LA PIERDE ALMAS. He talks and talks and I don´t get tired of listening, but I am truly intrigued by the name: “Pierde Almas”, literally “a loser of souls”. So, I ask him about it and his eyes brighten up. “I was waiting for you to ask about that, it is a great story,” and he gets ready by ordering another shot. He looks as if he were drinking water. Truth is, I don´t feel a bit dizzy either. Pierde Almas is strong but smooth. It awakens my awareness but doesn’t mess up my mind.  “In the nineties I used to spend almost fifteen hours a day painting and working. I had a very strange life. I grew my own fruits and vegetables and I killed my own animals. I had a guy that helped me prepare for painting, his name was Max. But Max would get lost every now and then and wouldn’t come back for days, and when he did, he always came up with an adventure to get out of trouble with me. One time, after he had been lost for several days, he came back and told me, ´You are not going to believe where I´ve been. I was at a cantina where the cantinero is called El Pierde Almas,´ so I told him that if he was going to take so long to come back he’d better take me with him, and he did.

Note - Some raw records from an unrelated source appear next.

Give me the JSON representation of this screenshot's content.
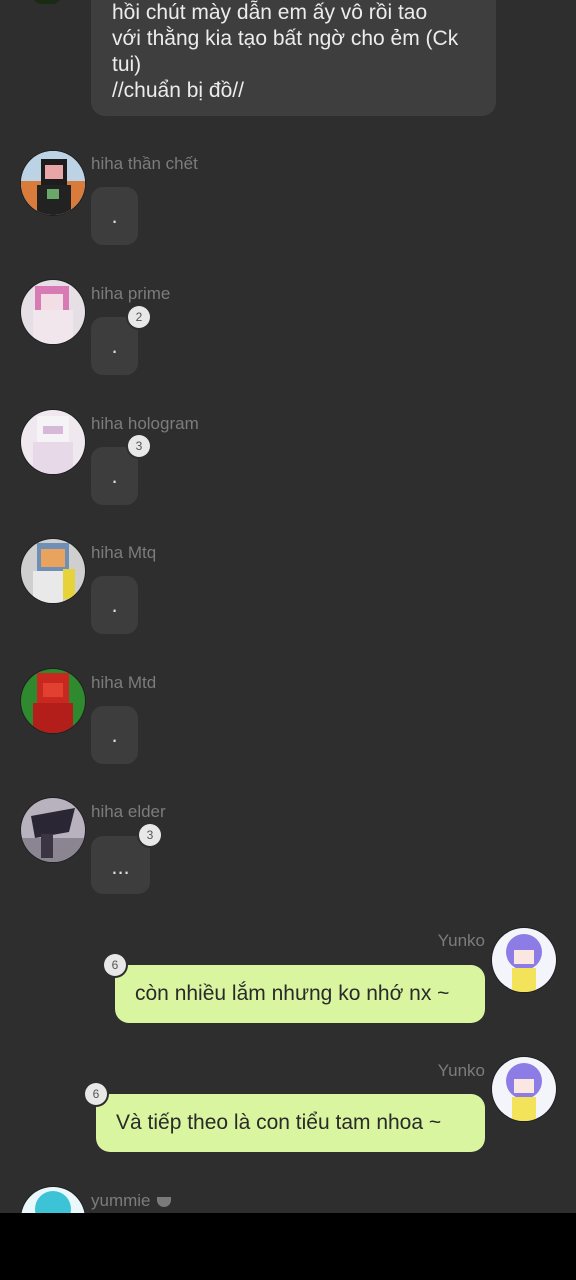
{
  "top_message": {
    "lines": [
      "hồi chút mày dẫn em ấy vô rồi tao",
      "với thằng kia tạo bất ngờ cho ẻm (Ck",
      "tui)",
      "//chuẩn bị đồ//"
    ]
  },
  "messages": [
    {
      "user": "hiha thần chết",
      "text": ".",
      "badge": ""
    },
    {
      "user": "hiha prime",
      "text": ".",
      "badge": "2"
    },
    {
      "user": "hiha hologram",
      "text": ".",
      "badge": "3"
    },
    {
      "user": "hiha Mtq",
      "text": ".",
      "badge": ""
    },
    {
      "user": "hiha Mtd",
      "text": ".",
      "badge": ""
    },
    {
      "user": "hiha elder",
      "text": "...",
      "badge": "3"
    }
  ],
  "own_messages": [
    {
      "user": "Yunko",
      "text": "còn nhiều lắm nhưng ko nhớ nx ~",
      "badge": "6"
    },
    {
      "user": "Yunko",
      "text": "Và tiếp theo là con tiểu tam nhoa ~",
      "badge": "6"
    }
  ],
  "last_user": {
    "user": "yummie"
  },
  "colors": {
    "background": "#2e2e2e",
    "bubble": "#3d3d3d",
    "own_bubble": "#d9f5a0",
    "username": "#7c7c7c",
    "nav_bar": "#000000"
  }
}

“That place! We walked up and down rolling hills. We were around Santos Degollados, Etla. Suddenly, I see a wooden hut crowning the top of one of these hills. The path to climb up was steep and full of cactuses. I understood right then that it would take us several days to get down this hill. The inside walls of the hut were covered with newspaper to protect the place from the northern winds. There was only one room with a dirt floor and big tree trunks as seats. A hot pink dresser with golden filigree, was making do as the bar, right in the middle of the room. Behind the bar a small man was serving drinks. The “Pierde Almas,” as people called him, wasn’t taller than 4’6”. He was crippled, missing a hand, had a hump, blind in one eye and was missing some teeth, the rest of the crowd was equally different. Each person was a story. The scene made such an impact in my mind that years later I painted a whole series of 25 paintings, on the theme of this cantina. That scene was the Comedia Profana, the exact opposite of Dante’s Divine Comedy. All the vulnerabilities, all the failings, all the sins, were present there, in one room. So, this person and this place came to be the inspiration for so much of my work. I showed this collection of paintings in New York from 2000 to 2001. Later on, in 2006 I started collaborated with John Dickie, a screenwriter friend of mine on a screenplay about this cantina. It is called La Pierde Almas. Right now, we’re waiting to start pre-production in August and we hope to start shooting in October. It will be a black comedy about the encounter of two cultures. John will be directing it.”

The night washed away in the midst of these stories. The glasses clinking and plates clashing in the kitchen brought us back to the dim-lit East Village bar, but it was great to travel to the faraway places that Barbieri has traveled. A painter turned into business  man, turned into story teller and soul catcher, all under the influence of a Mexican tradition. One thing is certain: Jonathan Barbieri has given up his soul to art and to mezcal. He has been creating art since he was five and he asserts that for him, art is a path that has given him many satisfactions: “It is a journey, and a date with destiny.” Art took him to Oaxaca, a place where art and mezcal intertwine to become one and permeate life, the life of Jonathan Barbieri.